** TASK DESCRIPTION **
Produce a verbatim copy of the following records, leaving out all pictures.

** EXTRACTED MATERIAL **
....
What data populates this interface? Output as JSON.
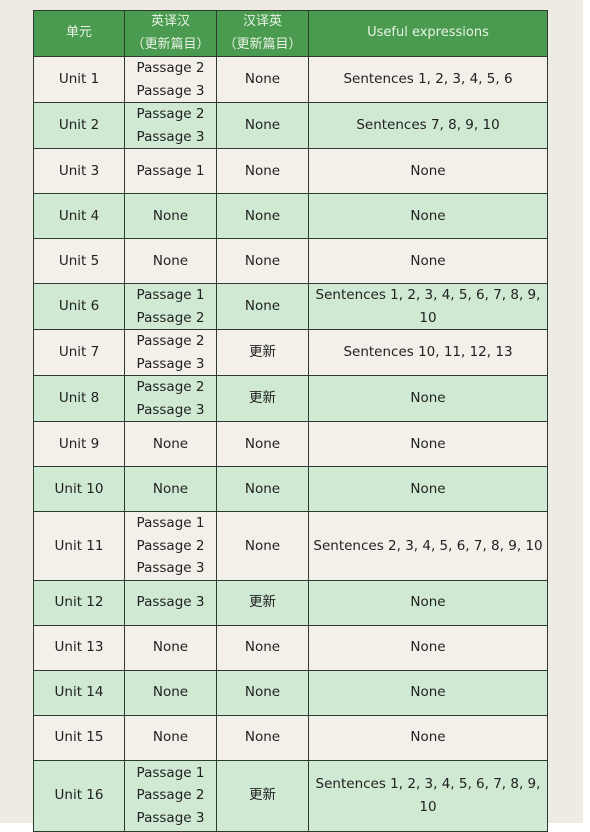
{
  "table": {
    "headers": [
      {
        "lines": [
          "单元"
        ]
      },
      {
        "lines": [
          "英译汉",
          "（更新篇目）"
        ]
      },
      {
        "lines": [
          "汉译英",
          "（更新篇目）"
        ]
      },
      {
        "lines": [
          "Useful expressions"
        ]
      }
    ],
    "rows": [
      {
        "unit": "Unit 1",
        "en_zh": [
          "Passage 2",
          "Passage 3"
        ],
        "zh_en": "None",
        "useful": "Sentences 1, 2, 3, 4, 5, 6"
      },
      {
        "unit": "Unit 2",
        "en_zh": [
          "Passage 2",
          "Passage 3"
        ],
        "zh_en": "None",
        "useful": "Sentences 7, 8, 9, 10"
      },
      {
        "unit": "Unit 3",
        "en_zh": [
          "Passage 1"
        ],
        "zh_en": "None",
        "useful": "None"
      },
      {
        "unit": "Unit 4",
        "en_zh": [
          "None"
        ],
        "zh_en": "None",
        "useful": "None"
      },
      {
        "unit": "Unit 5",
        "en_zh": [
          "None"
        ],
        "zh_en": "None",
        "useful": "None"
      },
      {
        "unit": "Unit 6",
        "en_zh": [
          "Passage 1",
          "Passage 2"
        ],
        "zh_en": "None",
        "useful": "Sentences 1, 2, 3, 4, 5, 6, 7, 8, 9, 10"
      },
      {
        "unit": "Unit 7",
        "en_zh": [
          "Passage 2",
          "Passage 3"
        ],
        "zh_en": "更新",
        "useful": "Sentences 10, 11, 12, 13"
      },
      {
        "unit": "Unit 8",
        "en_zh": [
          "Passage 2",
          "Passage 3"
        ],
        "zh_en": "更新",
        "useful": "None"
      },
      {
        "unit": "Unit 9",
        "en_zh": [
          "None"
        ],
        "zh_en": "None",
        "useful": "None"
      },
      {
        "unit": "Unit 10",
        "en_zh": [
          "None"
        ],
        "zh_en": "None",
        "useful": "None"
      },
      {
        "unit": "Unit 11",
        "en_zh": [
          "Passage 1",
          "Passage 2",
          "Passage 3"
        ],
        "zh_en": "None",
        "useful": "Sentences 2, 3, 4, 5, 6, 7, 8, 9, 10"
      },
      {
        "unit": "Unit 12",
        "en_zh": [
          "Passage 3"
        ],
        "zh_en": "更新",
        "useful": "None"
      },
      {
        "unit": "Unit 13",
        "en_zh": [
          "None"
        ],
        "zh_en": "None",
        "useful": "None"
      },
      {
        "unit": "Unit 14",
        "en_zh": [
          "None"
        ],
        "zh_en": "None",
        "useful": "None"
      },
      {
        "unit": "Unit 15",
        "en_zh": [
          "None"
        ],
        "zh_en": "None",
        "useful": "None"
      },
      {
        "unit": "Unit 16",
        "en_zh": [
          "Passage 1",
          "Passage 2",
          "Passage 3"
        ],
        "zh_en": "更新",
        "useful": "Sentences 1, 2, 3, 4, 5, 6, 7, 8, 9, 10"
      }
    ]
  },
  "colors": {
    "header": "#4a9a4f",
    "row_odd": "#f3f0ea",
    "row_even": "#cfe9d3",
    "page": "#eeebe3"
  }
}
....
** WRITTEN RESPONSE **
What data populates this interface? Output as JSON.
{
  "table": {
    "headers": [
      {
        "lines": [
          "单元"
        ]
      },
      {
        "lines": [
          "英译汉",
          "（更新篇目）"
        ]
      },
      {
        "lines": [
          "汉译英",
          "（更新篇目）"
        ]
      },
      {
        "lines": [
          "Useful expressions"
        ]
      }
    ],
    "rows": [
      {
        "unit": "Unit 1",
        "en_zh": [
          "Passage 2",
          "Passage 3"
        ],
        "zh_en": "None",
        "useful": "Sentences 1, 2, 3, 4, 5, 6"
      },
      {
        "unit": "Unit 2",
        "en_zh": [
          "Passage 2",
          "Passage 3"
        ],
        "zh_en": "None",
        "useful": "Sentences 7, 8, 9, 10"
      },
      {
        "unit": "Unit 3",
        "en_zh": [
          "Passage 1"
        ],
        "zh_en": "None",
        "useful": "None"
      },
      {
        "unit": "Unit 4",
        "en_zh": [
          "None"
        ],
        "zh_en": "None",
        "useful": "None"
      },
      {
        "unit": "Unit 5",
        "en_zh": [
          "None"
        ],
        "zh_en": "None",
        "useful": "None"
      },
      {
        "unit": "Unit 6",
        "en_zh": [
          "Passage 1",
          "Passage 2"
        ],
        "zh_en": "None",
        "useful": "Sentences 1, 2, 3, 4, 5, 6, 7, 8, 9, 10"
      },
      {
        "unit": "Unit 7",
        "en_zh": [
          "Passage 2",
          "Passage 3"
        ],
        "zh_en": "更新",
        "useful": "Sentences 10, 11, 12, 13"
      },
      {
        "unit": "Unit 8",
        "en_zh": [
          "Passage 2",
          "Passage 3"
        ],
        "zh_en": "更新",
        "useful": "None"
      },
      {
        "unit": "Unit 9",
        "en_zh": [
          "None"
        ],
        "zh_en": "None",
        "useful": "None"
      },
      {
        "unit": "Unit 10",
        "en_zh": [
          "None"
        ],
        "zh_en": "None",
        "useful": "None"
      },
      {
        "unit": "Unit 11",
        "en_zh": [
          "Passage 1",
          "Passage 2",
          "Passage 3"
        ],
        "zh_en": "None",
        "useful": "Sentences 2, 3, 4, 5, 6, 7, 8, 9, 10"
      },
      {
        "unit": "Unit 12",
        "en_zh": [
          "Passage 3"
        ],
        "zh_en": "更新",
        "useful": "None"
      },
      {
        "unit": "Unit 13",
        "en_zh": [
          "None"
        ],
        "zh_en": "None",
        "useful": "None"
      },
      {
        "unit": "Unit 14",
        "en_zh": [
          "None"
        ],
        "zh_en": "None",
        "useful": "None"
      },
      {
        "unit": "Unit 15",
        "en_zh": [
          "None"
        ],
        "zh_en": "None",
        "useful": "None"
      },
      {
        "unit": "Unit 16",
        "en_zh": [
          "Passage 1",
          "Passage 2",
          "Passage 3"
        ],
        "zh_en": "更新",
        "useful": "Sentences 1, 2, 3, 4, 5, 6, 7, 8, 9, 10"
      }
    ]
  },
  "colors": {
    "header": "#4a9a4f",
    "row_odd": "#f3f0ea",
    "row_even": "#cfe9d3",
    "page": "#eeebe3"
  }
}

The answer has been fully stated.